Malik Abdul Khaaliq (left) Harrison Rothbaum star in “Lobby Hero” by Kenneth Lonergan at the Stagecrafters. It is the story of Jeff, a young, good-natured guy who lands a job as a security guard …
by Frank Burd
We the people of Philadelphia have been graced again with another amazing theater scene. We have the likes of the Walnut, The Wilma, Philadelphia Theatre Company and The Arden. We have shows that play at the Kimmel Center, The Merriam, the Forrest and the renewed Metropolitan. But alas, what of theater in and around the northwest part of the sixth largest city in the U.S. We are blessed with so many venues to see fine theater without trekking into Center City. Within seven miles of the Chestnut Hill Local office on Germantown Avenue, there is a plethora of theater to be seen.
This season, the works of Shakespeare, Neil Simon, Henrik Ibsen, Agatha Christie, Jane Martin, Bruce Graham, Theresa Rebeck and J.M. Synge can be seen without traveling far. Plays from “Hedda Gabler” to “The Wizard of Oz,” from “The Philadelphia Story” to Crimes of the Heart,” from “Greater Tuna” to “Purlie Victorious” are in the local theaters.
The theaters listed below all have outstanding lineups, 30 plays in all, worth looking into. Besides the three on or near Germantown Avenue, there are Old Academy Players in East Falls and Act II Playhouse in Ambler. And finally, Arcadia University in Glenside will stage five plays this season.
Stagecrafters is at 8130 Germantown Ave. in Chestnut Hill. Their season begins with “Lobby Hero,” a play about a young security guard. It is set in the lobby of a Manhattan apartment building in the middle of the night. It revolves more around the four characters than the plot. Revived in New York last year, it received many award nominations, including one for Michael Cera.
“The Insanity of Mary Girard” opens the Allens Lane season. Mary Girard was the wife of Stephen Girard, after whom Girard Avenue and Girard College were named. It seems that Mary got pregnant by her lover in the 1790s, and her hubby promptly had her admitted to a mental institution, where she spent the last 25 years of her life. The play explores the first night in the insanity ward of Pennsylvania Hospital.
Quintessence opens its season with “Playboy of the Western World,” the Irish classic of the early 1900s by J.M. Synge. It’s about a young runaway man who claims he killed his father and the reaction of the town.
Act II is running “Greater Tuna,” a comedy about the fictional town of “Tuna, Texas.” One of four plays in the Tuna series, it is laced with satire about southern life. It was so successful when it opened in 1981 that a few years later, Norman Lear produced the series on television.

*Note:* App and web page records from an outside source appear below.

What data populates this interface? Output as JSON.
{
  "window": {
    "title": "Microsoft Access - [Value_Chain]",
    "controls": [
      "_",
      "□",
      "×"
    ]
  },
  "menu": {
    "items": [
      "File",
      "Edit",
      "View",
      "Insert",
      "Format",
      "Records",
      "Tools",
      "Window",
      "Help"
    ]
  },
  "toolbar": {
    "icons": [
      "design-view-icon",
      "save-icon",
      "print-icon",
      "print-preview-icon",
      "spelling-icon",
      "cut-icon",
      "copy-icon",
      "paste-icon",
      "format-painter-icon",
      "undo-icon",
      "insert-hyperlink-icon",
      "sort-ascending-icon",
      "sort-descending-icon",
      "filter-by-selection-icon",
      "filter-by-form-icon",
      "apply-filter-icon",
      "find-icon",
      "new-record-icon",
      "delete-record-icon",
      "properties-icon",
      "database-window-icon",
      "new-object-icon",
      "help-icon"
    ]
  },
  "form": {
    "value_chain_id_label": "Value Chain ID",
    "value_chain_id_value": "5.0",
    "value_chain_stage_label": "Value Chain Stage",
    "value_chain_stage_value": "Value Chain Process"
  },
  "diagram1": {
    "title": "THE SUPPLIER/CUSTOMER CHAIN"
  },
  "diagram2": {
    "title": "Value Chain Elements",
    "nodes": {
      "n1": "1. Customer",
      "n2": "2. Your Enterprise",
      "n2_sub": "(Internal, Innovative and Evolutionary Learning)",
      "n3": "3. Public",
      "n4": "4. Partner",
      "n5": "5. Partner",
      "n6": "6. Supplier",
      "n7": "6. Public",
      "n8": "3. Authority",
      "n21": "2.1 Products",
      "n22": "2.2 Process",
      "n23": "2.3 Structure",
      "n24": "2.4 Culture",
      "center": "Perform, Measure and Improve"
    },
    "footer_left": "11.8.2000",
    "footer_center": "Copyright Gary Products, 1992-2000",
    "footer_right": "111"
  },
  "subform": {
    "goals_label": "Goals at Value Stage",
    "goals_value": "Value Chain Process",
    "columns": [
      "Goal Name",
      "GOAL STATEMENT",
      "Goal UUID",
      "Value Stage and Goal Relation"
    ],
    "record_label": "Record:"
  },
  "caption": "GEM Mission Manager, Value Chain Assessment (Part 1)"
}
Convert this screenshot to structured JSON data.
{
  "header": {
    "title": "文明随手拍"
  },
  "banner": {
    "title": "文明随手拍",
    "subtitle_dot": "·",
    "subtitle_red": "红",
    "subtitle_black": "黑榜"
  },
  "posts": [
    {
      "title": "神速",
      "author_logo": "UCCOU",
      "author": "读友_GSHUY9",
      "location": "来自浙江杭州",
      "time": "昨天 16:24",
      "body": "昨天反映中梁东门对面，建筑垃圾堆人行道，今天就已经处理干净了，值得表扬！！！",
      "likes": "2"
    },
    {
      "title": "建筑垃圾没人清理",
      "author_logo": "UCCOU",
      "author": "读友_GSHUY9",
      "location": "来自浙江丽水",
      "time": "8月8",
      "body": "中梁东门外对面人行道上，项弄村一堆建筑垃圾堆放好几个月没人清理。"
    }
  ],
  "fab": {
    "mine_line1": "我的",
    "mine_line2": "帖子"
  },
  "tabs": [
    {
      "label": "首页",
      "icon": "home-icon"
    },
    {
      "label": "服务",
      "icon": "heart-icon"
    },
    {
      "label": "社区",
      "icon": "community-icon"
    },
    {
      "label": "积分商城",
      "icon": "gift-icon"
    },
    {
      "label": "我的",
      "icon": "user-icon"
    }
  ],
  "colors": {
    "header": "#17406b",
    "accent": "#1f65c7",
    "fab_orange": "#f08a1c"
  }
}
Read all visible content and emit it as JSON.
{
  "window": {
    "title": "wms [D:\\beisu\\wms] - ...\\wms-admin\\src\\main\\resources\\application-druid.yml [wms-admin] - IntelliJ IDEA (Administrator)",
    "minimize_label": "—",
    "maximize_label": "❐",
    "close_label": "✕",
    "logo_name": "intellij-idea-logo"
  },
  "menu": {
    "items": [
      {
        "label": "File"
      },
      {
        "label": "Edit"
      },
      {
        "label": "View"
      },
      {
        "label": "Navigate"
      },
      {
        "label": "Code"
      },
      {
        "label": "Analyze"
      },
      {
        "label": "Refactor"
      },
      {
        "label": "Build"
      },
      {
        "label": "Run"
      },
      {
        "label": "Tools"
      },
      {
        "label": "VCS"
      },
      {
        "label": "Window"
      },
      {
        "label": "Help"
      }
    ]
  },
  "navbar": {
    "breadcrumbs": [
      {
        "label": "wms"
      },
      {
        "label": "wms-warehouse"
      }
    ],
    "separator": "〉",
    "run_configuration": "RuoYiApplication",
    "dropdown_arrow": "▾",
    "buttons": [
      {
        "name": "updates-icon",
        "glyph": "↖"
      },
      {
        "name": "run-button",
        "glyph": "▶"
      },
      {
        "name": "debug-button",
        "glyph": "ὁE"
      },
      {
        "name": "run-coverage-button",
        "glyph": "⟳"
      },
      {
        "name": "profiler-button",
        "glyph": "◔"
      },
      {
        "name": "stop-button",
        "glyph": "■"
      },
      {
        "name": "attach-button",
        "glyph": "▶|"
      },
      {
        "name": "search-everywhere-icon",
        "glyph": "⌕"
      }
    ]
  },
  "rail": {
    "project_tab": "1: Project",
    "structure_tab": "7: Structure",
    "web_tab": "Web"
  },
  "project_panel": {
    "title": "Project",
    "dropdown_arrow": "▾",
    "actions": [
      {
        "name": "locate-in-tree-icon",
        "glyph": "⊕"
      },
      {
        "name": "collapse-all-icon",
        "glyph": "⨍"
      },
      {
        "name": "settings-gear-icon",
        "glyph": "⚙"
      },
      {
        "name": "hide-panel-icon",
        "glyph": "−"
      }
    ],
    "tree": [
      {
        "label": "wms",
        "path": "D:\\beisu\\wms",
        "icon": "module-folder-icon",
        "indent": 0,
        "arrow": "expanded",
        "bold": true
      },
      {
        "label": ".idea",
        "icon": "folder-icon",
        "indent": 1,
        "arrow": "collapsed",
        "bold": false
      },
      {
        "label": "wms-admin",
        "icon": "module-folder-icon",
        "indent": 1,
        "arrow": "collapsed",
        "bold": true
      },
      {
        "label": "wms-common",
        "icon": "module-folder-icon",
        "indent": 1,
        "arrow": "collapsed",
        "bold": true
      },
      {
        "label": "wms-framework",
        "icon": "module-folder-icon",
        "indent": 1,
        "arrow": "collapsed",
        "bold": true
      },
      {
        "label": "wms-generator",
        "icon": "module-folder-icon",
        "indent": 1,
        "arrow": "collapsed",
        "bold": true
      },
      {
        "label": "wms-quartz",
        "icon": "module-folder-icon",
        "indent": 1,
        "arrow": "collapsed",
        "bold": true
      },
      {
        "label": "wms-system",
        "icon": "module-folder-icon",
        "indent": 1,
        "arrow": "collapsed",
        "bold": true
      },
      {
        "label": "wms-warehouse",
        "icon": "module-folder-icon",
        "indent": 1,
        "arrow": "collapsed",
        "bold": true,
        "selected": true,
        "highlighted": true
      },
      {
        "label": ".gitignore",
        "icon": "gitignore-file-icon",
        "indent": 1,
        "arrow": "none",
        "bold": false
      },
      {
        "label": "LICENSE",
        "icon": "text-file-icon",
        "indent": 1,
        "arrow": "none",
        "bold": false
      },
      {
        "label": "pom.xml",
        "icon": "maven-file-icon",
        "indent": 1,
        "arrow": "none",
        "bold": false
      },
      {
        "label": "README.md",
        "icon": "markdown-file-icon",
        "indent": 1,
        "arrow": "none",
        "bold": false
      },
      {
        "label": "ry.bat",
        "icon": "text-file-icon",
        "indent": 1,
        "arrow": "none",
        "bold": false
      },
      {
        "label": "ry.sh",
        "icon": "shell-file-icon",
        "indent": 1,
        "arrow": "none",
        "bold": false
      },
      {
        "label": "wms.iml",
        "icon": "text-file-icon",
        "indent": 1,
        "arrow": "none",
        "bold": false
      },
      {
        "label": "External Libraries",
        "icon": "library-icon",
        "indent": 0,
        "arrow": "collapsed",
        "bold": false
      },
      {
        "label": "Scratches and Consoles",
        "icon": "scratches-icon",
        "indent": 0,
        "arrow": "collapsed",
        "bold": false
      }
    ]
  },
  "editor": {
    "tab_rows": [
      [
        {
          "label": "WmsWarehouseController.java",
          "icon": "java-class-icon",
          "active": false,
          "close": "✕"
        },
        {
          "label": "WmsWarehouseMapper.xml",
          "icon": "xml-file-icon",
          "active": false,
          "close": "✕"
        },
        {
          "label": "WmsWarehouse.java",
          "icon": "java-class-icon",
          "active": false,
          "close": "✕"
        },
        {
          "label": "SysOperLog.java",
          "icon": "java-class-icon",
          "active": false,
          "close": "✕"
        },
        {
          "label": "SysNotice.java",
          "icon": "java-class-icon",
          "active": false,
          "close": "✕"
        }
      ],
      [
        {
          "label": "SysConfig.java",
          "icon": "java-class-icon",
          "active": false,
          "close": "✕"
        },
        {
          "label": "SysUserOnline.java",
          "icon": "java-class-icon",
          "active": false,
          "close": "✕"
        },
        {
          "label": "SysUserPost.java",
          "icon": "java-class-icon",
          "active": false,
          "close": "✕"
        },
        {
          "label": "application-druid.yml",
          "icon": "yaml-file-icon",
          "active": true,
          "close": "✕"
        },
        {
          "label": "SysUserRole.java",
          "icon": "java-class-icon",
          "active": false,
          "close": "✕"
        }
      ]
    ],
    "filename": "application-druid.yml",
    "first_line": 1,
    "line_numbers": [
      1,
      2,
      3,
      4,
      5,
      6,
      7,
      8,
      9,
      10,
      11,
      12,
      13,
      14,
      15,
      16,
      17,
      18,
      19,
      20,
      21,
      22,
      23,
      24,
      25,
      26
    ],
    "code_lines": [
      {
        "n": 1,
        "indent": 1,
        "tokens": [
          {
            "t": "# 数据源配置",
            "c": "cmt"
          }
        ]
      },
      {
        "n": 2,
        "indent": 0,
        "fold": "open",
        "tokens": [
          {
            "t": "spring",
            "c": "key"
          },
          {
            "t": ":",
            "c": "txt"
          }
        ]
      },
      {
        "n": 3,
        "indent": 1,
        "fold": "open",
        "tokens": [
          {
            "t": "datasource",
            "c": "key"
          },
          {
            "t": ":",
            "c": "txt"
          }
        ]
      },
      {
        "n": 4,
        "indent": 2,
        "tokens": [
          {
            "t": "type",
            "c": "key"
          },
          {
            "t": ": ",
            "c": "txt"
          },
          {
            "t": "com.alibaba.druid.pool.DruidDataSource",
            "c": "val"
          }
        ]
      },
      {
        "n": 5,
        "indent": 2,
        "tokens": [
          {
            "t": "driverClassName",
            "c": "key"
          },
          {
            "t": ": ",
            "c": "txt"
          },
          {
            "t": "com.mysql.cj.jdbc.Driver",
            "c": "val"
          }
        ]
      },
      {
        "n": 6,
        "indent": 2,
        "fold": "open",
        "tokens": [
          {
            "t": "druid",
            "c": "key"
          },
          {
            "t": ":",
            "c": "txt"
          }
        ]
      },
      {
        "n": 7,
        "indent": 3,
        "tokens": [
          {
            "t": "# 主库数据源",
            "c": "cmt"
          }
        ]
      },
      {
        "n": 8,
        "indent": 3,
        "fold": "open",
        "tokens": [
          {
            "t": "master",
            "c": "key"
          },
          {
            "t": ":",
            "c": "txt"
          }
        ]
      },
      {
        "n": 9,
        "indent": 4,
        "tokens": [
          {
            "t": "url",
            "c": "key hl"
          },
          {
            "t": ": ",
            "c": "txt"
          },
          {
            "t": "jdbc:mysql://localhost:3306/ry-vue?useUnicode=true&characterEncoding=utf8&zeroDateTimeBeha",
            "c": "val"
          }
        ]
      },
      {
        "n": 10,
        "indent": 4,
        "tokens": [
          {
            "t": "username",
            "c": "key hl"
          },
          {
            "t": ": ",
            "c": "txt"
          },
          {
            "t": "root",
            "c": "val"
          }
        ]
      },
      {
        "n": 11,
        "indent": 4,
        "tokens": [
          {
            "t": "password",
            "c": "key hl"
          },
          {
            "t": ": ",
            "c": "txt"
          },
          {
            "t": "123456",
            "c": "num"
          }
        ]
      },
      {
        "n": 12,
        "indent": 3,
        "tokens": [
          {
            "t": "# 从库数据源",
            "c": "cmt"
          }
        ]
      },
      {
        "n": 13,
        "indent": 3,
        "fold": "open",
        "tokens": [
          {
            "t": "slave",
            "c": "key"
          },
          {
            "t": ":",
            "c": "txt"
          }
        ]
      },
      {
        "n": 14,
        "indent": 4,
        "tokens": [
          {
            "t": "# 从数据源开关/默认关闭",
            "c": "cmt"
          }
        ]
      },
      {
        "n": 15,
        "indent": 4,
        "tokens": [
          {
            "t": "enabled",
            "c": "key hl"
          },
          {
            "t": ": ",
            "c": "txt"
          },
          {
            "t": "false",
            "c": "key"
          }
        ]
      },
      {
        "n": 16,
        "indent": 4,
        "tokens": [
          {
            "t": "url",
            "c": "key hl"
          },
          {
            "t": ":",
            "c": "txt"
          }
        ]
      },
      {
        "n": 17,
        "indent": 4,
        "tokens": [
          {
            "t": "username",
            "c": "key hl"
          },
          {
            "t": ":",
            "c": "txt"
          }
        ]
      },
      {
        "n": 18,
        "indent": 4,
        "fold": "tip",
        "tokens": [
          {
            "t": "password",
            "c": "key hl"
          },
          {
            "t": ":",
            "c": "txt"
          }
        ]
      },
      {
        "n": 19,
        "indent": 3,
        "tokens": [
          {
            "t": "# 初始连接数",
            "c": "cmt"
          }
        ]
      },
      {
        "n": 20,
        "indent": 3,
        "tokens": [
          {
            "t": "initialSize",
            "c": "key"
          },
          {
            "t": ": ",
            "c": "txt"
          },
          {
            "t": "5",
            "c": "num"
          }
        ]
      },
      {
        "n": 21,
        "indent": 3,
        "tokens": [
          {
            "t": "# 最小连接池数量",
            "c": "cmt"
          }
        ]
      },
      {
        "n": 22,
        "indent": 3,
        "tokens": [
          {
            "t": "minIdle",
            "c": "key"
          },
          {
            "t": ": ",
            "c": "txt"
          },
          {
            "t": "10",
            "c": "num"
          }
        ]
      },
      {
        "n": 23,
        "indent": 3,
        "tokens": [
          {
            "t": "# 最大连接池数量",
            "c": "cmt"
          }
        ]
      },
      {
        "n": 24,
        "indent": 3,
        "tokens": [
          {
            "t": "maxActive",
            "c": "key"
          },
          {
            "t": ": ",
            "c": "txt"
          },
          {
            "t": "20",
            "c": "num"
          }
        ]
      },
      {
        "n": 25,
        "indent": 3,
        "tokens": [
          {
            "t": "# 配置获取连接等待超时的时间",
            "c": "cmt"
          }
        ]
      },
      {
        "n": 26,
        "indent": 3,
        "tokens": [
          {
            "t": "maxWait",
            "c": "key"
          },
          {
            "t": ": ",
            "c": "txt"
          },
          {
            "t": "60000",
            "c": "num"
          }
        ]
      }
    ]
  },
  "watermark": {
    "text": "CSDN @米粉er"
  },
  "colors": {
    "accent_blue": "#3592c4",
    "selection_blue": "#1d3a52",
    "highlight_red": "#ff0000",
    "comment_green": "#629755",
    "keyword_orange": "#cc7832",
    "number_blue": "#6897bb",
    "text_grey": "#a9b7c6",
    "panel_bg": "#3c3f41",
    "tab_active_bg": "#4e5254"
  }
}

Old Academy Players, founded in 1923 and the theater where Grace Kelly got her start, is still producing season after season of plays. They open with “Purlie Victorious,” a play by Ossie Davis. Turned into a musical later, this production is the original play about a traveling minister who returns to his small Georgia home town during the Jim Crow era, as he tries to rescue the old church and help the cotton pickers who have worked for the ruthless plantation owner. The original cast included Davis, Ruby Dee, Godfrey Cambridge and Alan Alda.
Finally, Arcadia’s season begins with Shakespeare’s “As You Like It.” It’s a rich play filled with politics and love. Some of Shakespeare’s most famous quotes come from “As You Like It.” “All the world’s a stage” and “too much of a good thing” are two of them.
The local theaters have musicals as well: Sondheim’s “Company” at Old Academy, “Pippin” at Act II and “The Wizard of Oz” at Quintessence. There’s another Shakespeare play, “A Midsummer Night’s Dream,” also at Quintessence. And the clever Shakespeare variation by Tom Stoppard, “Rosencrantz and Guildenstern are Dead,” is at Old Academy.
There are many other reasons that make it most pleasurable to attend local theater. An obvious one is price. Another is convenience. These theaters are close, and usually there is parking on the grounds or nearby. But what I love most about these theaters is the size of the houses. They are all small theaters that seat less than 100 people. This means that every seat is a good one, with every dramatic moment just a few feet away.
So whether it’s serious drama or broad satire, musicals or classic plays, mysteries or historical epics, you can see it all not much more than a stone’s throw from Germantown Avenue.
Every theater has a website where you can see their season and consider ordering season subscriptions for even better value.